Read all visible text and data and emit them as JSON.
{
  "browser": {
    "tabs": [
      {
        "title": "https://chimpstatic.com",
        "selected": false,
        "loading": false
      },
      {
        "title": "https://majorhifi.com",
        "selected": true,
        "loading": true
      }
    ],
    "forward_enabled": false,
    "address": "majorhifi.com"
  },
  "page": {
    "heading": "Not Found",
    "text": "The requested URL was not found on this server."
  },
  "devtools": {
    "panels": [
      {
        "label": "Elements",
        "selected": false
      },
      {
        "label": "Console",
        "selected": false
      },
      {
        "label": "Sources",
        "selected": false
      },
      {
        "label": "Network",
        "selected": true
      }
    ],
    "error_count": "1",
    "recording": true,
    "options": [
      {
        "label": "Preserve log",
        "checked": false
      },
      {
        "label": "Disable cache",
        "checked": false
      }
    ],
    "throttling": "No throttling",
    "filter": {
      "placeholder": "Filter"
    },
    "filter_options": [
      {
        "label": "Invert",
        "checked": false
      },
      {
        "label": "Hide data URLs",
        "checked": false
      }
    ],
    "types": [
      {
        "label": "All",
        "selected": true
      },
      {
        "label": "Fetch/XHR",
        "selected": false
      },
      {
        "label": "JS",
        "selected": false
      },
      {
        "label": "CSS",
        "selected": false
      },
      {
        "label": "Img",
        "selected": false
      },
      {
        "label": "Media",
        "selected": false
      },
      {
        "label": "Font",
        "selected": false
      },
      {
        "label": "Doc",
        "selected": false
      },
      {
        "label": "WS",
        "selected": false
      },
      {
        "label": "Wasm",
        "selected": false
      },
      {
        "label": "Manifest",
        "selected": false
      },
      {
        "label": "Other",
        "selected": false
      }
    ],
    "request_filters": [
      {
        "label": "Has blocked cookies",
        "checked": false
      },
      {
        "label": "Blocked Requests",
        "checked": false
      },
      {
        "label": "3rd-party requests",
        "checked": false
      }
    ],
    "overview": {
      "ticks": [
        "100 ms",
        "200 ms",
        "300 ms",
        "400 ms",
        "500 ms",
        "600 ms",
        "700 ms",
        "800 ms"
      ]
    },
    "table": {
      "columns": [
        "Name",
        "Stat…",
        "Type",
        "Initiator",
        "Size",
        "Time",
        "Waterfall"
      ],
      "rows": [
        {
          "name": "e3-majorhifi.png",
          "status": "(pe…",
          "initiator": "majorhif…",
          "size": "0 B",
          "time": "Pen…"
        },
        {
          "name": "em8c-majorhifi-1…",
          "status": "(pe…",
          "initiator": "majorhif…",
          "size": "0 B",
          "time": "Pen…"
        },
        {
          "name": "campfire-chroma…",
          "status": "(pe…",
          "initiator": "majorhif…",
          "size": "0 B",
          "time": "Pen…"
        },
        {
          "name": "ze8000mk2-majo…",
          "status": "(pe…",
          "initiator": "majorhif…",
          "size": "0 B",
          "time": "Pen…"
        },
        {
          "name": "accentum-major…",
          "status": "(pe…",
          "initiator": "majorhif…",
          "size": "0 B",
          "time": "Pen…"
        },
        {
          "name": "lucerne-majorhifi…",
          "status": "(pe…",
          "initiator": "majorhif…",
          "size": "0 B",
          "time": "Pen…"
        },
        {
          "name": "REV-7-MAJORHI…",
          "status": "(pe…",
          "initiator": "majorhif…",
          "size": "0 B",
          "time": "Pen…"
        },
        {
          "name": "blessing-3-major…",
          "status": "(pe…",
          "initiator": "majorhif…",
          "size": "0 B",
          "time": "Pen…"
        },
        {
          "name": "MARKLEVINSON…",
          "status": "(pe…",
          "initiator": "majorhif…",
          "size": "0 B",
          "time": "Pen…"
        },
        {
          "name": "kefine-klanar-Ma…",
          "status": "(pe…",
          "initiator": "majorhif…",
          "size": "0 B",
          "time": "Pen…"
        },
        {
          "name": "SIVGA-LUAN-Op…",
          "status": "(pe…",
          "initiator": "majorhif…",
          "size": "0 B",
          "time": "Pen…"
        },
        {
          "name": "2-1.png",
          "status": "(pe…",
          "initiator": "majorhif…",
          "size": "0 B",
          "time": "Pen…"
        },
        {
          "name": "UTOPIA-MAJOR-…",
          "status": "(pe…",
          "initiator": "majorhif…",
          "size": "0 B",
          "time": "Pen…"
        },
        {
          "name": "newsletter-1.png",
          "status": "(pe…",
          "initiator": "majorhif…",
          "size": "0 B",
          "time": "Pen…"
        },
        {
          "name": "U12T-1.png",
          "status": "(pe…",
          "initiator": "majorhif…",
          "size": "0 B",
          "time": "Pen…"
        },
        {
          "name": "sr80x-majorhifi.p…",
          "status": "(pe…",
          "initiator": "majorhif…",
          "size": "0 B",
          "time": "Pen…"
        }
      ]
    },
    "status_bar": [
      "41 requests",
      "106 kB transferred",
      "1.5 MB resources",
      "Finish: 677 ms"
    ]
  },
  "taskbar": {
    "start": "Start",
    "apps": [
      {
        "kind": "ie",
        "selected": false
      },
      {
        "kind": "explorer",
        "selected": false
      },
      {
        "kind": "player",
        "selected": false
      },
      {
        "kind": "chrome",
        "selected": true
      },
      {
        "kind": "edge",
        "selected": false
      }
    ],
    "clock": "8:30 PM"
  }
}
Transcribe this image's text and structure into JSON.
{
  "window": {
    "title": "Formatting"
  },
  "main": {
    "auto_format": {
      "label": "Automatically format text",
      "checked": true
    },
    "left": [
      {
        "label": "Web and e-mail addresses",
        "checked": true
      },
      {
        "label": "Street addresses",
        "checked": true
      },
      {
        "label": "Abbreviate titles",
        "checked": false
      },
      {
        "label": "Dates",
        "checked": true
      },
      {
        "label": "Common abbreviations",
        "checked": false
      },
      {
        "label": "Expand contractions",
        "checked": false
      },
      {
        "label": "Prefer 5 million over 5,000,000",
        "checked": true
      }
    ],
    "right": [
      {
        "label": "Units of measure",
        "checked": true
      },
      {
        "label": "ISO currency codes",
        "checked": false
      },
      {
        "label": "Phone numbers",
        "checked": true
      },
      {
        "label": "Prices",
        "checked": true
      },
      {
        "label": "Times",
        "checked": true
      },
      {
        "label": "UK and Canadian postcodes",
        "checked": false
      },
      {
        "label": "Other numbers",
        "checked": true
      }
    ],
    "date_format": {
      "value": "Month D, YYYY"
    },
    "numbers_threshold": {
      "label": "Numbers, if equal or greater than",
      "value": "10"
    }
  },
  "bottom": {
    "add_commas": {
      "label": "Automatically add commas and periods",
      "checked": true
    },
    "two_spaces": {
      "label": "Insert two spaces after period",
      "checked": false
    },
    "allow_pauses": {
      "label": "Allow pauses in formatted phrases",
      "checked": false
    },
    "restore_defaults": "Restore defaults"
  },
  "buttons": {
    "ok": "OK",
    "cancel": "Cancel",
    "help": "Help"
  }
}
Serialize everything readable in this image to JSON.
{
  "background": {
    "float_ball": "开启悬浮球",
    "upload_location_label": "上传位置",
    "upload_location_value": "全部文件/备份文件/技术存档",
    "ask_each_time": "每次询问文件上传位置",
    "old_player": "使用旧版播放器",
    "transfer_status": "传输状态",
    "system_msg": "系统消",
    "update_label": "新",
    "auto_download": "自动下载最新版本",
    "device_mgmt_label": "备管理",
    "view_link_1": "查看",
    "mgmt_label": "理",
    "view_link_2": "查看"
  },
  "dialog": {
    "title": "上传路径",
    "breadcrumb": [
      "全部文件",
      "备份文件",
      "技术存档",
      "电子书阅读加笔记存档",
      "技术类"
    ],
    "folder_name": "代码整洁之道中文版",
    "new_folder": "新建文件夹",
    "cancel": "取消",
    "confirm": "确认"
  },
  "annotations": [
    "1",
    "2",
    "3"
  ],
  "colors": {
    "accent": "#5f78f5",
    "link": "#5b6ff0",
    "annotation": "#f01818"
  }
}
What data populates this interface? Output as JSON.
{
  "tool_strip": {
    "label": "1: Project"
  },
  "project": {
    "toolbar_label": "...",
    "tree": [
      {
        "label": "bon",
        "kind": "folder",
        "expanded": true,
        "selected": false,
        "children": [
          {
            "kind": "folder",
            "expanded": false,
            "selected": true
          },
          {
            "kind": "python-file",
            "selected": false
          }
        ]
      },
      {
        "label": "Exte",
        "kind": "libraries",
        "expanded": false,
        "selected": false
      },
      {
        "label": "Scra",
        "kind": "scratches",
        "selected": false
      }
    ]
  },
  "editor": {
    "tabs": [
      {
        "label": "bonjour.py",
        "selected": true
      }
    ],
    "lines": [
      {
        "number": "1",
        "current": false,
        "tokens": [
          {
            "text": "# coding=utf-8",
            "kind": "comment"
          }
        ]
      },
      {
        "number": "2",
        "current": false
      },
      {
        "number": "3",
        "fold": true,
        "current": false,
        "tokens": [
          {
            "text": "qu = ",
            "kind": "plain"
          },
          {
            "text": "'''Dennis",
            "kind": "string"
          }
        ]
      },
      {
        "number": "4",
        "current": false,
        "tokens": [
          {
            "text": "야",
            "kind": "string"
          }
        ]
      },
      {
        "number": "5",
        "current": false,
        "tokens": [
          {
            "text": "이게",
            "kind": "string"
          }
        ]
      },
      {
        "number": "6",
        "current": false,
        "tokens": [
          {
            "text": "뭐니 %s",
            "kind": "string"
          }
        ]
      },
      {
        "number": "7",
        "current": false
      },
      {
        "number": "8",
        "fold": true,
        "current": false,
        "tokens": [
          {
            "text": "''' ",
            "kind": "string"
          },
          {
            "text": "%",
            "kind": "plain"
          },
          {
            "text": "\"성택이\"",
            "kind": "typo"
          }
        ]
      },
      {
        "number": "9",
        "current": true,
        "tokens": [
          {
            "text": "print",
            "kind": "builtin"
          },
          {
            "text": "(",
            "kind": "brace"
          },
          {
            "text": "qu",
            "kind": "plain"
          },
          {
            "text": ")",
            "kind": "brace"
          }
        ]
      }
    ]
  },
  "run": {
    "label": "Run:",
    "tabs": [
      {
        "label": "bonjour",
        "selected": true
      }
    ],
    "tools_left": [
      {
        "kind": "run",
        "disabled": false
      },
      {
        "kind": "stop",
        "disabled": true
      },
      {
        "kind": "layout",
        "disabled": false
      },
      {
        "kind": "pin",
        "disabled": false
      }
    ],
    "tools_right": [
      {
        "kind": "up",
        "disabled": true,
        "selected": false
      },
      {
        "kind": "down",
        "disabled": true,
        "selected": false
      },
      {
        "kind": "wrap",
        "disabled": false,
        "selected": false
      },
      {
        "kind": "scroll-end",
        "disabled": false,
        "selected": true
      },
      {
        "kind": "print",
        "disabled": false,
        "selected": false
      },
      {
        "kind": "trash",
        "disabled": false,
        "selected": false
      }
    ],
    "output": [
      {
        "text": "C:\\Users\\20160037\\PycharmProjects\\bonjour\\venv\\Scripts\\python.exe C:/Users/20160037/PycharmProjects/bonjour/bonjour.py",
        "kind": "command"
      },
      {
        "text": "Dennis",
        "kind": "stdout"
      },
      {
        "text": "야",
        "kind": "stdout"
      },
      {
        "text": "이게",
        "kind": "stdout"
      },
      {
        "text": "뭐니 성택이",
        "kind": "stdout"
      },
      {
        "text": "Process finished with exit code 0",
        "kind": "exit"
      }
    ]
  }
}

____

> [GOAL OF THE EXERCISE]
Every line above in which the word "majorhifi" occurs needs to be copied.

> [RESPONSE TO THE EXERCISE]
        "title": "https://majorhifi.com",
    "address": "majorhifi.com"
          "name": "e3-majorhifi.png",
          "name": "em8c-majorhifi-1…",
          "name": "lucerne-majorhifi…",
          "name": "sr80x-majorhifi.p…",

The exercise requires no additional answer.